** Data excerpts follows **
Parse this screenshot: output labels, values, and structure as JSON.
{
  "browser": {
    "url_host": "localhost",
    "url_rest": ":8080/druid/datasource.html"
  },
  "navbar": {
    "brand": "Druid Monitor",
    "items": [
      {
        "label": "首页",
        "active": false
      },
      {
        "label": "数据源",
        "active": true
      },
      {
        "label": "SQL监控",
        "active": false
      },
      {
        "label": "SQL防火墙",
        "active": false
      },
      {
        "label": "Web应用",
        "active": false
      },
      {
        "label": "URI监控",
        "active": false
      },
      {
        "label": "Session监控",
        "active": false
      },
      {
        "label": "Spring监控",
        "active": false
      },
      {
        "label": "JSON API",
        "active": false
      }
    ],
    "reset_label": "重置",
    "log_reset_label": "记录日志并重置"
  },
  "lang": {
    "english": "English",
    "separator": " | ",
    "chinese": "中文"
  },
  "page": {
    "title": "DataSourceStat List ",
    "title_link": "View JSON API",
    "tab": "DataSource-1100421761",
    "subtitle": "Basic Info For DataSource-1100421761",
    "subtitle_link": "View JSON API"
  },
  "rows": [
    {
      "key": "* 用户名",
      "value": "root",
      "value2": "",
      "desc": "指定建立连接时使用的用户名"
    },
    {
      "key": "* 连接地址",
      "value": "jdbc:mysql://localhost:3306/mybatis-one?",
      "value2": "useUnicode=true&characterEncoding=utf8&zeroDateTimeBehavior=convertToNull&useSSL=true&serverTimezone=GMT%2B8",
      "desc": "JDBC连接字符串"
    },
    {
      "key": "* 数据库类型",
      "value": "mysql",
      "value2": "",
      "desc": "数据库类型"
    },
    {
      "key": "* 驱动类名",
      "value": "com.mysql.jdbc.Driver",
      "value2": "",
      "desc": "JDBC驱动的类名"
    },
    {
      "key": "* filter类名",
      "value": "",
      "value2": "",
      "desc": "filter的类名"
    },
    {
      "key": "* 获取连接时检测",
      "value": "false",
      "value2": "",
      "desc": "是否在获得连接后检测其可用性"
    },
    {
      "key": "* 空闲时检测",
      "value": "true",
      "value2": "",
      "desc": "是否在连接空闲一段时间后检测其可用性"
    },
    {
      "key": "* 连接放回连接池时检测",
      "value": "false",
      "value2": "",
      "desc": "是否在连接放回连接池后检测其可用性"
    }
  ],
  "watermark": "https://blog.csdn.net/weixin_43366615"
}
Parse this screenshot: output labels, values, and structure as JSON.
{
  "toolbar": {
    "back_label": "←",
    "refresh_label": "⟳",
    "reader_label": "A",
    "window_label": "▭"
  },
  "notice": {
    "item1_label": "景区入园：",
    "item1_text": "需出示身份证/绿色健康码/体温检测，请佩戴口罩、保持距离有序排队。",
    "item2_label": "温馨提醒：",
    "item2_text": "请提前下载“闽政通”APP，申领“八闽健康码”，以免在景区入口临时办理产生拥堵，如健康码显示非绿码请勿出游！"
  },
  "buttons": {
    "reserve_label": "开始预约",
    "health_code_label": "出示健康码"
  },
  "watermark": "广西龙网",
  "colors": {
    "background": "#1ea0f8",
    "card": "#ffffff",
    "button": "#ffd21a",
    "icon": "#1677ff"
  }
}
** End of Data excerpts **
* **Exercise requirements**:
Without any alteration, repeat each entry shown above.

* **Written response**:
Parse this screenshot: output labels, values, and structure as JSON.
{
  "browser": {
    "url_host": "localhost",
    "url_rest": ":8080/druid/datasource.html"
  },
  "navbar": {
    "brand": "Druid Monitor",
    "items": [
      {
        "label": "首页",
        "active": false
      },
      {
        "label": "数据源",
        "active": true
      },
      {
        "label": "SQL监控",
        "active": false
      },
      {
        "label": "SQL防火墙",
        "active": false
      },
      {
        "label": "Web应用",
        "active": false
      },
      {
        "label": "URI监控",
        "active": false
      },
      {
        "label": "Session监控",
        "active": false
      },
      {
        "label": "Spring监控",
        "active": false
      },
      {
        "label": "JSON API",
        "active": false
      }
    ],
    "reset_label": "重置",
    "log_reset_label": "记录日志并重置"
  },
  "lang": {
    "english": "English",
    "separator": " | ",
    "chinese": "中文"
  },
  "page": {
    "title": "DataSourceStat List ",
    "title_link": "View JSON API",
    "tab": "DataSource-1100421761",
    "subtitle": "Basic Info For DataSource-1100421761",
    "subtitle_link": "View JSON API"
  },
  "rows": [
    {
      "key": "* 用户名",
      "value": "root",
      "value2": "",
      "desc": "指定建立连接时使用的用户名"
    },
    {
      "key": "* 连接地址",
      "value": "jdbc:mysql://localhost:3306/mybatis-one?",
      "value2": "useUnicode=true&characterEncoding=utf8&zeroDateTimeBehavior=convertToNull&useSSL=true&serverTimezone=GMT%2B8",
      "desc": "JDBC连接字符串"
    },
    {
      "key": "* 数据库类型",
      "value": "mysql",
      "value2": "",
      "desc": "数据库类型"
    },
    {
      "key": "* 驱动类名",
      "value": "com.mysql.jdbc.Driver",
      "value2": "",
      "desc": "JDBC驱动的类名"
    },
    {
      "key": "* filter类名",
      "value": "",
      "value2": "",
      "desc": "filter的类名"
    },
    {
      "key": "* 获取连接时检测",
      "value": "false",
      "value2": "",
      "desc": "是否在获得连接后检测其可用性"
    },
    {
      "key": "* 空闲时检测",
      "value": "true",
      "value2": "",
      "desc": "是否在连接空闲一段时间后检测其可用性"
    },
    {
      "key": "* 连接放回连接池时检测",
      "value": "false",
      "value2": "",
      "desc": "是否在连接放回连接池后检测其可用性"
    }
  ],
  "watermark": "https://blog.csdn.net/weixin_43366615"
}
Parse this screenshot: output labels, values, and structure as JSON.
{
  "toolbar": {
    "back_label": "←",
    "refresh_label": "⟳",
    "reader_label": "A",
    "window_label": "▭"
  },
  "notice": {
    "item1_label": "景区入园：",
    "item1_text": "需出示身份证/绿色健康码/体温检测，请佩戴口罩、保持距离有序排队。",
    "item2_label": "温馨提醒：",
    "item2_text": "请提前下载“闽政通”APP，申领“八闽健康码”，以免在景区入口临时办理产生拥堵，如健康码显示非绿码请勿出游！"
  },
  "buttons": {
    "reserve_label": "开始预约",
    "health_code_label": "出示健康码"
  },
  "watermark": "广西龙网",
  "colors": {
    "background": "#1ea0f8",
    "card": "#ffffff",
    "button": "#ffd21a",
    "icon": "#1677ff"
  }
}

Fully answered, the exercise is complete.